Aim of the exercise. For each record below, output its text exactly and skip any picture.

Available records.
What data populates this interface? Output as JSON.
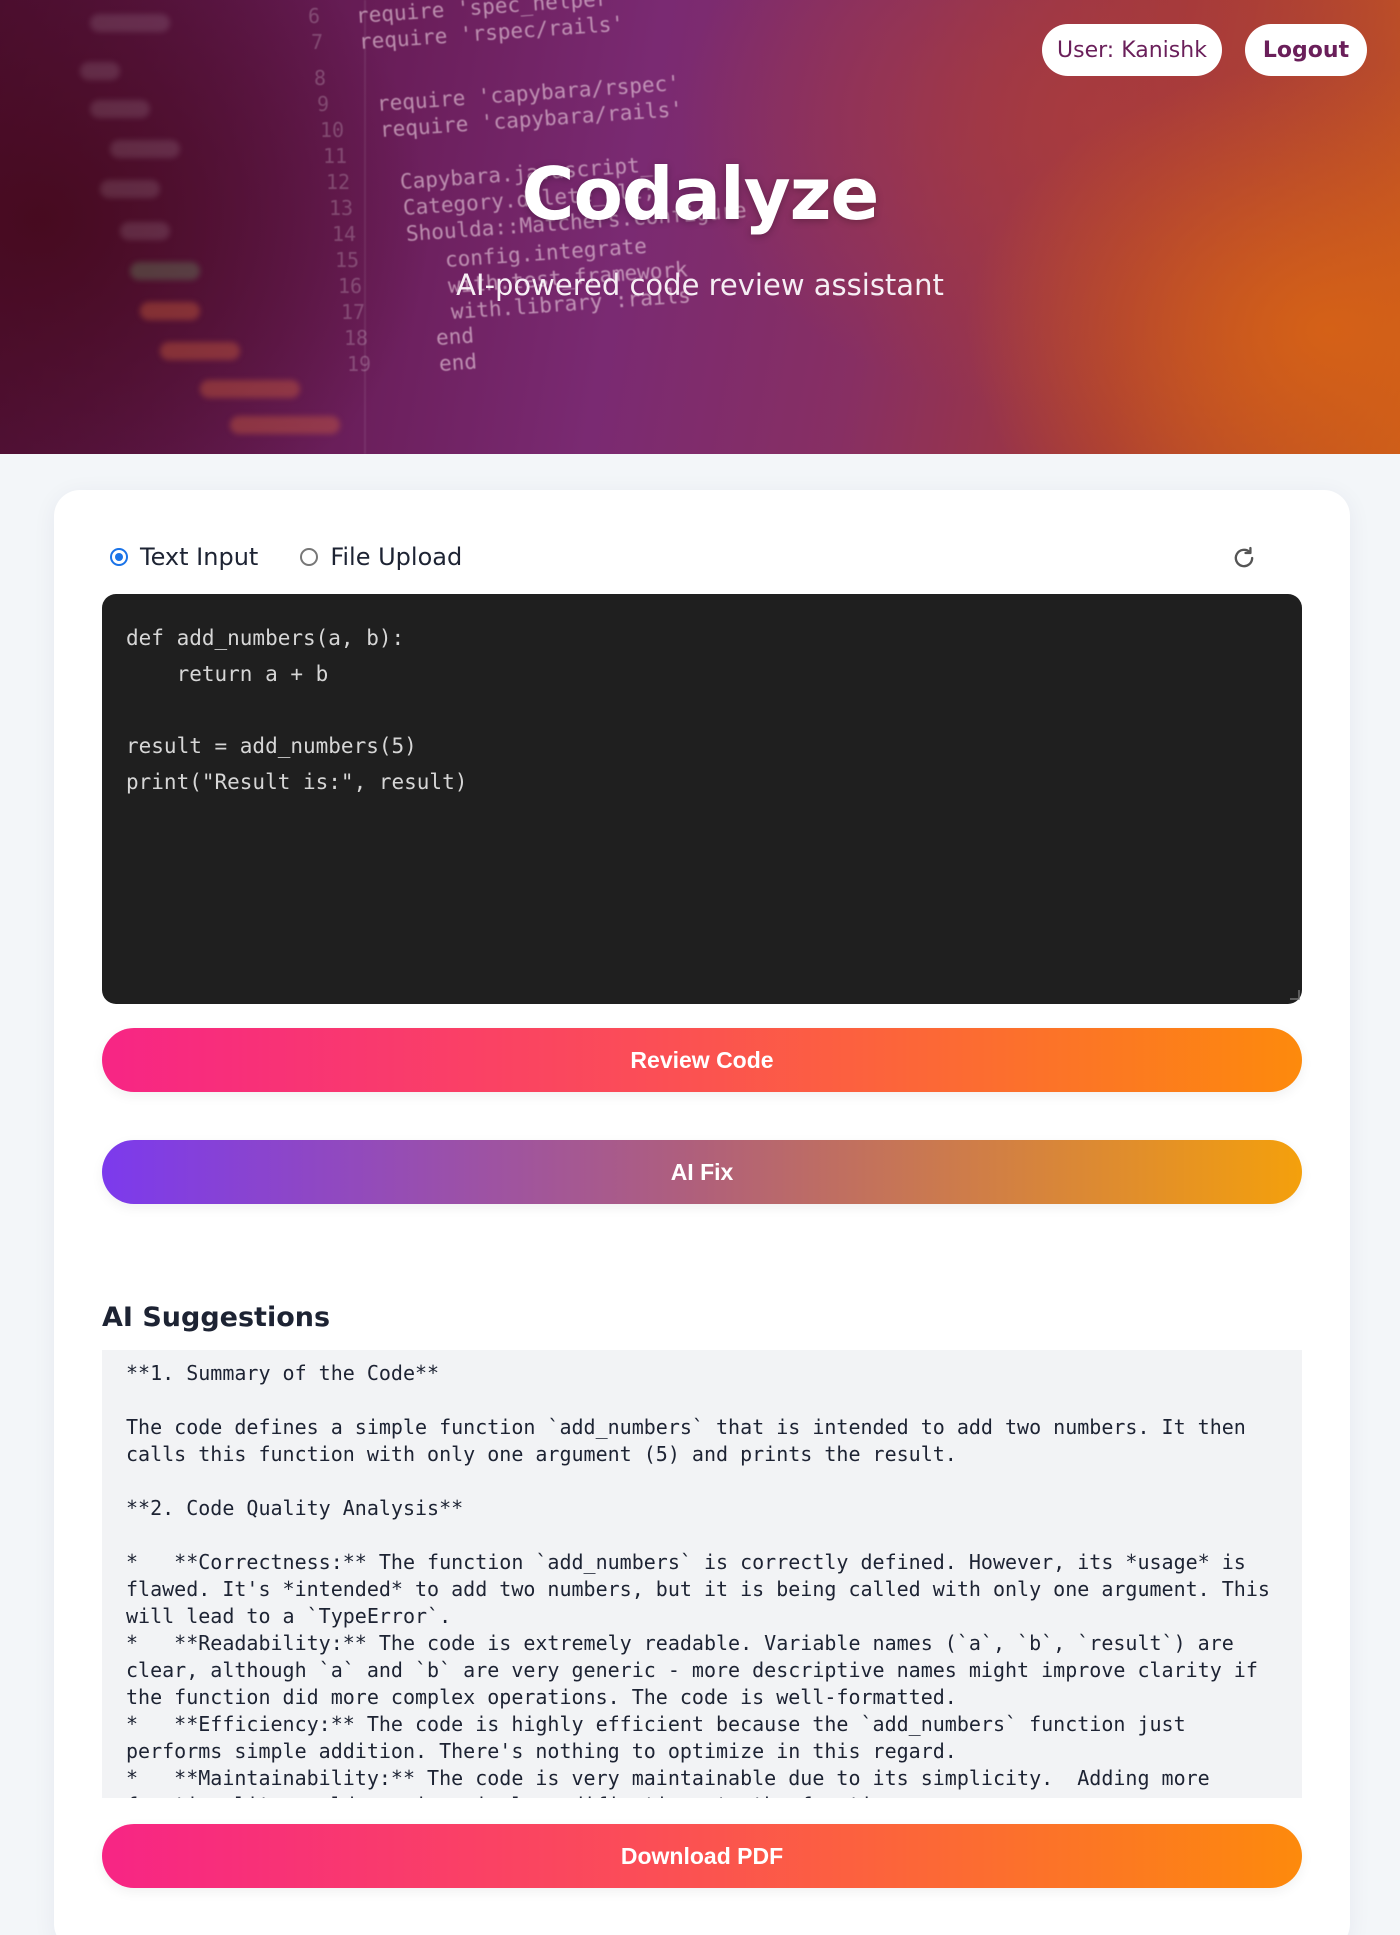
{
  "header": {
    "app_title": "Codalyze",
    "subtitle": "AI-powered code review assistant",
    "user_label": "User: Kanishk",
    "logout_label": "Logout"
  },
  "background_code": {
    "lines": [
      {
        "n": "6",
        "text": "require 'spec_helper'"
      },
      {
        "n": "7",
        "text": "require 'rspec/rails'"
      },
      {
        "n": "8",
        "text": ""
      },
      {
        "n": "9",
        "text": "require 'capybara/rspec'"
      },
      {
        "n": "10",
        "text": "require 'capybara/rails'"
      },
      {
        "n": "11",
        "text": ""
      },
      {
        "n": "12",
        "text": "Capybara.javascript_"
      },
      {
        "n": "13",
        "text": "Category.delete_all;"
      },
      {
        "n": "14",
        "text": "Shoulda::Matchers.configure"
      },
      {
        "n": "15",
        "text": "config.integrate"
      },
      {
        "n": "16",
        "text": "with.test_framework"
      },
      {
        "n": "17",
        "text": "with.library :rails"
      },
      {
        "n": "18",
        "text": "end"
      },
      {
        "n": "19",
        "text": "end"
      }
    ]
  },
  "input_mode": {
    "options": [
      "Text Input",
      "File Upload"
    ],
    "selected": "Text Input",
    "refresh_icon": "refresh-icon"
  },
  "editor": {
    "code": "def add_numbers(a, b):\n    return a + b\n\nresult = add_numbers(5)\nprint(\"Result is:\", result)"
  },
  "actions": {
    "review_label": "Review Code",
    "fix_label": "AI Fix",
    "download_label": "Download PDF"
  },
  "suggestions": {
    "title": "AI Suggestions",
    "text": "**1. Summary of the Code**\n\nThe code defines a simple function `add_numbers` that is intended to add two numbers. It then calls this function with only one argument (5) and prints the result.\n\n**2. Code Quality Analysis**\n\n*   **Correctness:** The function `add_numbers` is correctly defined. However, its *usage* is flawed. It's *intended* to add two numbers, but it is being called with only one argument. This will lead to a `TypeError`.\n*   **Readability:** The code is extremely readable. Variable names (`a`, `b`, `result`) are clear, although `a` and `b` are very generic - more descriptive names might improve clarity if the function did more complex operations. The code is well-formatted.\n*   **Efficiency:** The code is highly efficient because the `add_numbers` function just performs simple addition. There's nothing to optimize in this regard.\n*   **Maintainability:** The code is very maintainable due to its simplicity.  Adding more functionality would require simple modifications to the function."
  },
  "colors": {
    "accent_pink": "#f72585",
    "accent_orange": "#fd8a0c",
    "accent_purple": "#7c3aed",
    "radio_blue": "#1a73e8",
    "editor_bg": "#1f1f1f"
  }
}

Answer to the exercise.
What data populates this interface? Output as JSON.
{
  "header": {
    "app_title": "Codalyze",
    "subtitle": "AI-powered code review assistant",
    "user_label": "User: Kanishk",
    "logout_label": "Logout"
  },
  "background_code": {
    "lines": [
      {
        "n": "6",
        "text": "require 'spec_helper'"
      },
      {
        "n": "7",
        "text": "require 'rspec/rails'"
      },
      {
        "n": "8",
        "text": ""
      },
      {
        "n": "9",
        "text": "require 'capybara/rspec'"
      },
      {
        "n": "10",
        "text": "require 'capybara/rails'"
      },
      {
        "n": "11",
        "text": ""
      },
      {
        "n": "12",
        "text": "Capybara.javascript_"
      },
      {
        "n": "13",
        "text": "Category.delete_all;"
      },
      {
        "n": "14",
        "text": "Shoulda::Matchers.configure"
      },
      {
        "n": "15",
        "text": "config.integrate"
      },
      {
        "n": "16",
        "text": "with.test_framework"
      },
      {
        "n": "17",
        "text": "with.library :rails"
      },
      {
        "n": "18",
        "text": "end"
      },
      {
        "n": "19",
        "text": "end"
      }
    ]
  },
  "input_mode": {
    "options": [
      "Text Input",
      "File Upload"
    ],
    "selected": "Text Input",
    "refresh_icon": "refresh-icon"
  },
  "editor": {
    "code": "def add_numbers(a, b):\n    return a + b\n\nresult = add_numbers(5)\nprint(\"Result is:\", result)"
  },
  "actions": {
    "review_label": "Review Code",
    "fix_label": "AI Fix",
    "download_label": "Download PDF"
  },
  "suggestions": {
    "title": "AI Suggestions",
    "text": "**1. Summary of the Code**\n\nThe code defines a simple function `add_numbers` that is intended to add two numbers. It then calls this function with only one argument (5) and prints the result.\n\n**2. Code Quality Analysis**\n\n*   **Correctness:** The function `add_numbers` is correctly defined. However, its *usage* is flawed. It's *intended* to add two numbers, but it is being called with only one argument. This will lead to a `TypeError`.\n*   **Readability:** The code is extremely readable. Variable names (`a`, `b`, `result`) are clear, although `a` and `b` are very generic - more descriptive names might improve clarity if the function did more complex operations. The code is well-formatted.\n*   **Efficiency:** The code is highly efficient because the `add_numbers` function just performs simple addition. There's nothing to optimize in this regard.\n*   **Maintainability:** The code is very maintainable due to its simplicity.  Adding more functionality would require simple modifications to the function."
  },
  "colors": {
    "accent_pink": "#f72585",
    "accent_orange": "#fd8a0c",
    "accent_purple": "#7c3aed",
    "radio_blue": "#1a73e8",
    "editor_bg": "#1f1f1f"
  }
}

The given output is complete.